The insurance industry could benefit from the increasing availability of relevant data. That data could be the byproduct of other applications, such as route data from fleet management software; vehicle data from predictive maintenance applications; traffic density data from road management applications; or environmental data from various sources. Or, it could be data that has been custom-generated for insurance applications, such as the data from telematics devices used by personal auto insurers to capture driving behavior. I see the biggest promise in using the data exhaust from other applications. I suspect clients would be averse (in many cases) to additional data capture specifically for insurance but would be open to sharing data already captured—as long as there are appropriate safeguards to ensure that it does not disadvantage them as clients.

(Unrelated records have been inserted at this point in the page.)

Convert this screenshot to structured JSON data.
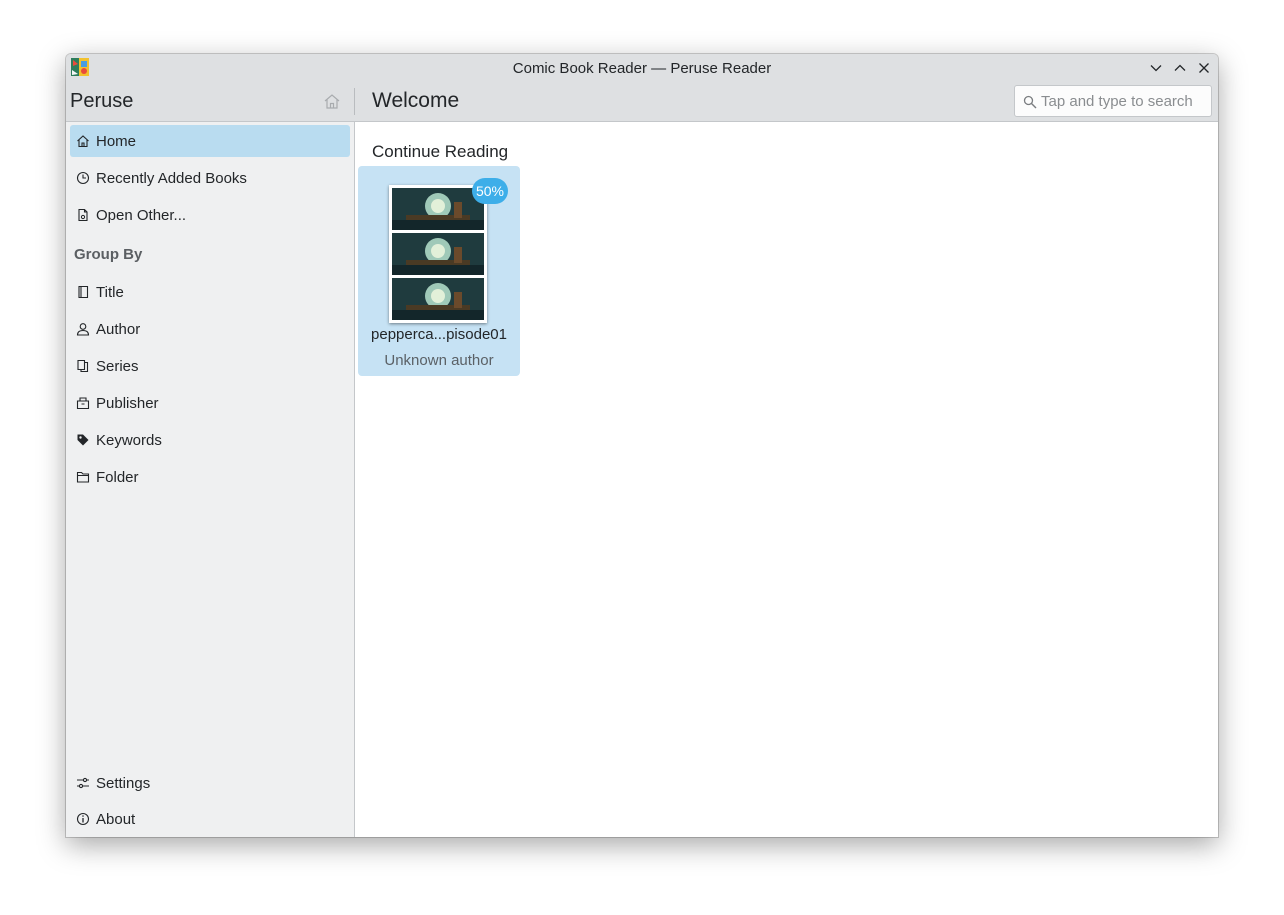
{
  "window": {
    "title": "Comic Book Reader — Peruse Reader"
  },
  "toolbar": {
    "app_name": "Peruse",
    "page_title": "Welcome",
    "search_placeholder": "Tap and type to search"
  },
  "sidebar": {
    "items": [
      {
        "label": "Home",
        "icon": "home-icon",
        "active": true
      },
      {
        "label": "Recently Added Books",
        "icon": "clock-icon"
      },
      {
        "label": "Open Other...",
        "icon": "document-open-icon"
      }
    ],
    "group_by_header": "Group By",
    "group_items": [
      {
        "label": "Title",
        "icon": "title-icon"
      },
      {
        "label": "Author",
        "icon": "user-icon"
      },
      {
        "label": "Series",
        "icon": "series-icon"
      },
      {
        "label": "Publisher",
        "icon": "publisher-icon"
      },
      {
        "label": "Keywords",
        "icon": "tag-icon"
      },
      {
        "label": "Folder",
        "icon": "folder-icon"
      }
    ],
    "bottom_items": [
      {
        "label": "Settings",
        "icon": "settings-icon"
      },
      {
        "label": "About",
        "icon": "info-icon"
      }
    ]
  },
  "main": {
    "section_title": "Continue Reading",
    "books": [
      {
        "title": "pepperca...pisode01",
        "author": "Unknown author",
        "progress_label": "50%",
        "progress": 0.5
      }
    ]
  },
  "colors": {
    "accent": "#3daee9",
    "selection": "#b9dcf0",
    "card_selection": "#c6e2f4",
    "sidebar_bg": "#eff0f1",
    "titlebar_bg": "#dee0e2"
  }
}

The industry will need to invest in new analytical techniques to leverage these new data sources. In many other sectors of the economy, “big data” is having a real impact. This has required new tools and algorithms that might be unfamiliar to most analytical professionals within insurance. David Mordecai and Samantha Kappagoda, co-founders of the RiskEcon Lab at Courant Institute of Mathematical Sciences, which is among the world’s leading applied mathematics and computer science research institutions, explained the necessary evolution:
“The increasingly pervasive proliferation of remote sensing and distributed computing (e.g. wearable tech, automotive telematics), and the resulting deluge of ‘data exhaust’ should both necessitate and enable the emergence of digitized risk management programs. Ubiquitous peer-to-peer interactions between human ‘crowds’ and machine ‘swarms’ promise to dominate commercial and consumer activity, as already observed within omni-channel advertising exchanges and high-frequency algorithmic stock trading platforms. Financing and insurance functions involving risk-transfer, risk-sharing and risk-pooling will increasingly be facilitated by and executed seamlessly within code. Among others, Bayesian statistical and adaptive process control methods (e.g. neural networks, hidden Markov models)—originally employed within the telecommunication, electricity, chemical industry and aviation during the mid-20th century, and more recently adapted for voice, visual and text recognition, along with other supervised and unsupervised data mining and pattern recognition methods—will need to be widely adopted to identify, monitor, measure and value underlying risk factors.”
In my opinion, new data and new techniques are likely to create a degree of transparency in insurance risks that has never existed. That transparency could benefit capital providers (both insurance company investors and direct investors in insurance risk), clients and regulators. A new era is quickly approaching where information and analysis have the potential to remove the cloud engulfing insurance risk. There are likely to be substantial benefits for those forward-thinking companies that exploit the opportunity.